• **TASK BRIEF**: Work out the number of lines in the listing that include the string "parts". Reply with that number alone.

• **RECORDS PROVIDED**:
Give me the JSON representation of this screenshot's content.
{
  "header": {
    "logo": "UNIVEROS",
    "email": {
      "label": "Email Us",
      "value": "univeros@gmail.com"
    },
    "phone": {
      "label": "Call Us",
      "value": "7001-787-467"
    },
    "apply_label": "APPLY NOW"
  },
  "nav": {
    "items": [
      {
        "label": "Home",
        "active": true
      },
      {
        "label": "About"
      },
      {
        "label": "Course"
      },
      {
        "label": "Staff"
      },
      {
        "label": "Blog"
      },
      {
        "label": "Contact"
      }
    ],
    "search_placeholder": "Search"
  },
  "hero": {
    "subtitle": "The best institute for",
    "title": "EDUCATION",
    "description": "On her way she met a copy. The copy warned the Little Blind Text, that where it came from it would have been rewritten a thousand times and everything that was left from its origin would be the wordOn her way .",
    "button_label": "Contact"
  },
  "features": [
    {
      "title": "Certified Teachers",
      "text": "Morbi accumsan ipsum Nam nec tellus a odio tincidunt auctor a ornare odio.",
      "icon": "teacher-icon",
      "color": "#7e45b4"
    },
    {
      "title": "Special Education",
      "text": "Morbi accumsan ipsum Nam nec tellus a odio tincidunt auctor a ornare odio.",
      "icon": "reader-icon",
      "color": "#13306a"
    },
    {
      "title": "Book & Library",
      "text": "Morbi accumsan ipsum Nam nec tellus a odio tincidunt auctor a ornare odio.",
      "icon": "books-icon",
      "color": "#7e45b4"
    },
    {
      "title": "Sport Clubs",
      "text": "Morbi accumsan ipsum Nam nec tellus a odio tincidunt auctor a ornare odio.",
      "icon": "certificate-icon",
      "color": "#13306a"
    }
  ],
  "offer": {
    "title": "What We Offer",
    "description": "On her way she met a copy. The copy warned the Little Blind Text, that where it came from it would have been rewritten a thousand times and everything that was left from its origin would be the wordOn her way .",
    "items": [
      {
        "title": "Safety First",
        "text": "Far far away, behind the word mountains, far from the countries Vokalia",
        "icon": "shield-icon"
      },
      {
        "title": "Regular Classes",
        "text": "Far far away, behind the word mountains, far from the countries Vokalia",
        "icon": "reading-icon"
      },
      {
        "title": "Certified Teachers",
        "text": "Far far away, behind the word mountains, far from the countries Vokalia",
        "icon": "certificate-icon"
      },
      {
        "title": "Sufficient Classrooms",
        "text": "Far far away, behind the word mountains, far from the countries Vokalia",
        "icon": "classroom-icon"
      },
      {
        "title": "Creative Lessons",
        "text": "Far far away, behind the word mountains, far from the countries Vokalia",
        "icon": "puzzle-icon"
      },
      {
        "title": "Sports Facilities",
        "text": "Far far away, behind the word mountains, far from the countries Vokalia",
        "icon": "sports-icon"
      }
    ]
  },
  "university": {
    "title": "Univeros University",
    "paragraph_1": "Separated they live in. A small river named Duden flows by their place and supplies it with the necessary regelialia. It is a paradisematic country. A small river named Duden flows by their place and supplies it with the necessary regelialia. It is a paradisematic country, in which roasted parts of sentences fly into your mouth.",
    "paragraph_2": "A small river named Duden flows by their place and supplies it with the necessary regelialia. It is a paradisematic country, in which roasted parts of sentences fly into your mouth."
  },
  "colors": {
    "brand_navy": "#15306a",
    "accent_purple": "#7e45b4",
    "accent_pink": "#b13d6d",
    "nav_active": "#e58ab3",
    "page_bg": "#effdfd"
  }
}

• **THE ANSWER**: 2